Monday, May 25, 2015

A very connected boat. Part 1

The client wanted two things. The first was satellite TV and KVH TV1 fit the bill. It's small, easy to install and supports up to eight receivers. The second goody on the list was improved WiFi access. Although the home port has adequate WiFi service they have discovered many marinas do not. Based on Ben Ellison's Panbo assessment of WiFi systems I chose the Rouge Wave Pro. It works better than my most optimistic expectations. I'll talk about this a bit later.

Then it became a case of in for a penny, in for a pound. The original flat panel plasma TV was okay, but just that. Measurements are taken, and it's new TV shopping time. The end result was a Samsung 5500 32" Smart TV with WiFi. Smart is an understatement. Built in browser with some clever techniques that let you use the remote for URL and search entries. Easy short cuts to Netflicks, YouTube and the ilk. It's very thin, and looks sharp in its new home.

So now we have a big chunk of the pieces in already in place to create a truly connected boat. I've added a Raspberry Pi 2 Model B to act as an interim Signal K server and it's now connected it to the Netgear router. The two yellow boxes will turn blue in time. I have the Arduino and will install it downstream. It will be used to test some Internet Of Things control applications and the system can be used to test prototype gateways when they become available. This is one of two local systems being installed. But this is all for part two. 

A very connected boat Part 2

This is what a Signal K system will typically look like on your boat. The boxes may well be different but the concept will not. This will be a beta site and I'm playing with ways to install the gear, make it unobtrusive, easy to access, and I'm documenting any issues along the way.

My mantra is it's better to be lucky than smart, although being both lucky and smart isn't a condition to be sneered at. The boat is a Searay 39 MY and in this case the lucky part of the equation is access is great. Below this panel is a large removable cabinet door where a couple of air conditioner units live. I can actually work myself into the void, sit upright and get at the back of the panel. It's also right next door to the new TV which made its installation easier. 

Tuesday, May 12, 2015

Signal K FAQ's

Much has been going on behind the scenes with the Signal K project which has culminated with NMEA's formal recognition of Signal K that appeared on their website yesterday,  and the most excellent article about all of this by Ben Ellison on Panbo.

So I thought I would post some FAQ's about the project and provide a glimpse of what a system would look like on a boat. There are three pieces to the system. In this beta installation I'm using a Raspberry Pi-2 as the interim server. It has a Ethernet connection to the Netgear router, four USB ports, a SD card slot and will be powered by a dual USB charging port. The yet to come NMEA 2000 Signal K gateway will be installed behind the panel. The router power is going to be reconnected behind the panel. The SS clam shell will be painted black so it doesn't stick out like a sore thumb.

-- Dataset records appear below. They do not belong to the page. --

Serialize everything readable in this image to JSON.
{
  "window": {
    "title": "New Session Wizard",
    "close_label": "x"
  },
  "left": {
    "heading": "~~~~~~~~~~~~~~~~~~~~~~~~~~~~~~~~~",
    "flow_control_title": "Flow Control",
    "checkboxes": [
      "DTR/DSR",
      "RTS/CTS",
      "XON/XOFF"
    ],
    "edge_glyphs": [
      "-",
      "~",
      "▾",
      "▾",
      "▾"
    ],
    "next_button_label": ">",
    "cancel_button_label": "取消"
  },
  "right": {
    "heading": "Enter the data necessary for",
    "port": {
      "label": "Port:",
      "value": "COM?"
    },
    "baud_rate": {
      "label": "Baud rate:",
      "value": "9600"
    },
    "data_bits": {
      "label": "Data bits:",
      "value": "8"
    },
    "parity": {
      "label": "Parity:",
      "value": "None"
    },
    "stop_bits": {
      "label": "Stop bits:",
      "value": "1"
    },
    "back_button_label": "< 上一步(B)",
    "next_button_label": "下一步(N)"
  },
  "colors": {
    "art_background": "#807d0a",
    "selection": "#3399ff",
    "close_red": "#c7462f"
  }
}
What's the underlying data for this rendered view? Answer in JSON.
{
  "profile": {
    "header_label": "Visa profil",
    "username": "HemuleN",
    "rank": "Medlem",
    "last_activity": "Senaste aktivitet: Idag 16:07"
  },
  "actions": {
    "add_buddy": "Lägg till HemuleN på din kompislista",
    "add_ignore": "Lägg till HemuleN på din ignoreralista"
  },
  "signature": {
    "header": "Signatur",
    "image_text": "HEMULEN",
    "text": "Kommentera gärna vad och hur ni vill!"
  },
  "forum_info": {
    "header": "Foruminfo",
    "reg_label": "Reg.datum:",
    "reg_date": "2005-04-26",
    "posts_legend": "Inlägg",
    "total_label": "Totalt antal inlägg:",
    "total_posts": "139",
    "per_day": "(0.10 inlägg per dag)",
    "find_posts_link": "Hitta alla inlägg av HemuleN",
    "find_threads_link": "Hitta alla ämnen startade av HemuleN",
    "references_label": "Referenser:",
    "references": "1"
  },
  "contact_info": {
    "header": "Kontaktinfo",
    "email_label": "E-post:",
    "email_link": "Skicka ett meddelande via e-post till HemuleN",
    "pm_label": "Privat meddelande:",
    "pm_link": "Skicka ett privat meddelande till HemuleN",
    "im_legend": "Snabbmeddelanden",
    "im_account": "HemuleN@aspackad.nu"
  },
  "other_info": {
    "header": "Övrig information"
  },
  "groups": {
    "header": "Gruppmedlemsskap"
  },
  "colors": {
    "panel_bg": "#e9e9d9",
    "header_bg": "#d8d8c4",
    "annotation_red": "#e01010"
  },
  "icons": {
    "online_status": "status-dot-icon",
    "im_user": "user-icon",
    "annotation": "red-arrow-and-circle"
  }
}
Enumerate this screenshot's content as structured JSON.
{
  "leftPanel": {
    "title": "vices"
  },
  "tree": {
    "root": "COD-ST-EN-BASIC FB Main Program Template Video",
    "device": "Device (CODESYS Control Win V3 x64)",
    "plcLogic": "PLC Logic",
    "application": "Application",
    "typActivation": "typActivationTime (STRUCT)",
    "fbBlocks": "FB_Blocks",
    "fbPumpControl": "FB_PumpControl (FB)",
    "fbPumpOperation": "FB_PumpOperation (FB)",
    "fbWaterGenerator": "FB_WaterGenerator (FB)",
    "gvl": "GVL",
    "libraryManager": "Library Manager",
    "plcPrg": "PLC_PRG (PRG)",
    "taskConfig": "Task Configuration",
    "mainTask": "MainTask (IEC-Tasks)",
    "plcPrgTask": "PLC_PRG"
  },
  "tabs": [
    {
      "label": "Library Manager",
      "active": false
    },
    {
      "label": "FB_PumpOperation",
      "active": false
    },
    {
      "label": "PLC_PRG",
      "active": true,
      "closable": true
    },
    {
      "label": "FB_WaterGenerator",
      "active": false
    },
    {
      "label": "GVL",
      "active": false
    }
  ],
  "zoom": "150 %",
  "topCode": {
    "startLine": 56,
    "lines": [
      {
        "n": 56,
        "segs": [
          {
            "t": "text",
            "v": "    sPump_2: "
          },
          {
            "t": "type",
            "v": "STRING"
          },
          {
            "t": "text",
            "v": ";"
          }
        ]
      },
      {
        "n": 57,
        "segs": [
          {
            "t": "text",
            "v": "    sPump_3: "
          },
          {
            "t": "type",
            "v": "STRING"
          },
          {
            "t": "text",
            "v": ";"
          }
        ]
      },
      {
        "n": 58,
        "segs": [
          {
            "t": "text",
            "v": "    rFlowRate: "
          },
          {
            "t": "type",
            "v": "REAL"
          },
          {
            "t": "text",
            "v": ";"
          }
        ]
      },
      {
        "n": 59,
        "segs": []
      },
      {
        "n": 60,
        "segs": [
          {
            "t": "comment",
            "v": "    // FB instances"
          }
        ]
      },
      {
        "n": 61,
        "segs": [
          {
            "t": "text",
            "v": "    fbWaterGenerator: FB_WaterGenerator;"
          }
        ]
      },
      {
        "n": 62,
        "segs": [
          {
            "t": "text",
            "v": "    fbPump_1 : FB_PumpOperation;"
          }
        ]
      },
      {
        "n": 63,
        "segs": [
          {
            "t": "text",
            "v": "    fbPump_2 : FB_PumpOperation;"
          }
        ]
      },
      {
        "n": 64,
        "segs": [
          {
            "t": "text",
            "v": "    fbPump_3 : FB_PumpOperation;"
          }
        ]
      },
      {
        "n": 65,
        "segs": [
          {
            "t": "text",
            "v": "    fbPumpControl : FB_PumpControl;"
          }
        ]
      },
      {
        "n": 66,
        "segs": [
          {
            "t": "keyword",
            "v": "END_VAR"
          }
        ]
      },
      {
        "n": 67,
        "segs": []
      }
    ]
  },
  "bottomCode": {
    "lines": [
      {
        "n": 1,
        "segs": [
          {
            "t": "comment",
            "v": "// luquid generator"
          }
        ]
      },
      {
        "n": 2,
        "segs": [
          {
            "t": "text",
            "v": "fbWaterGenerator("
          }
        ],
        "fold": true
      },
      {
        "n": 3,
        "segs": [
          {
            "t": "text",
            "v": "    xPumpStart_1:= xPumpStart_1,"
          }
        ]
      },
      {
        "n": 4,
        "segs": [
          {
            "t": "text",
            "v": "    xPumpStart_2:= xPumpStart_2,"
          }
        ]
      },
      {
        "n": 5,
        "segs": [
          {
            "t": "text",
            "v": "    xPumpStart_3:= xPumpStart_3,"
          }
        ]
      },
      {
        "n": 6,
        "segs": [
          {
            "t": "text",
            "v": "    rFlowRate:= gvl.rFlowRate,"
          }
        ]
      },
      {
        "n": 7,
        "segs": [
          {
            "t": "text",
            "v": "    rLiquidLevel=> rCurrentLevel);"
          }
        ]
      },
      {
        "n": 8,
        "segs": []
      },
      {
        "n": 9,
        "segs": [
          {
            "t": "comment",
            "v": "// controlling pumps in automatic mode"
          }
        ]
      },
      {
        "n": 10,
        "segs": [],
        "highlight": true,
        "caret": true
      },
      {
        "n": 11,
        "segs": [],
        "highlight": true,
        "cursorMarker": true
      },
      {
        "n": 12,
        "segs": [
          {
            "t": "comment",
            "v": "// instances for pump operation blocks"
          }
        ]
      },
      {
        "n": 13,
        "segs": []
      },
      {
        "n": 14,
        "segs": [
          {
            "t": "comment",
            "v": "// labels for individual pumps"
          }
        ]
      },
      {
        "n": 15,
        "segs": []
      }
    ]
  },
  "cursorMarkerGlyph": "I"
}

The point is a Signal K installation doesn't require much space, doesn't have to be ugly, won't cost much and the bonus is you get a wireless access point on your boat. I'm finishing a piece on this install which will pop out shortly.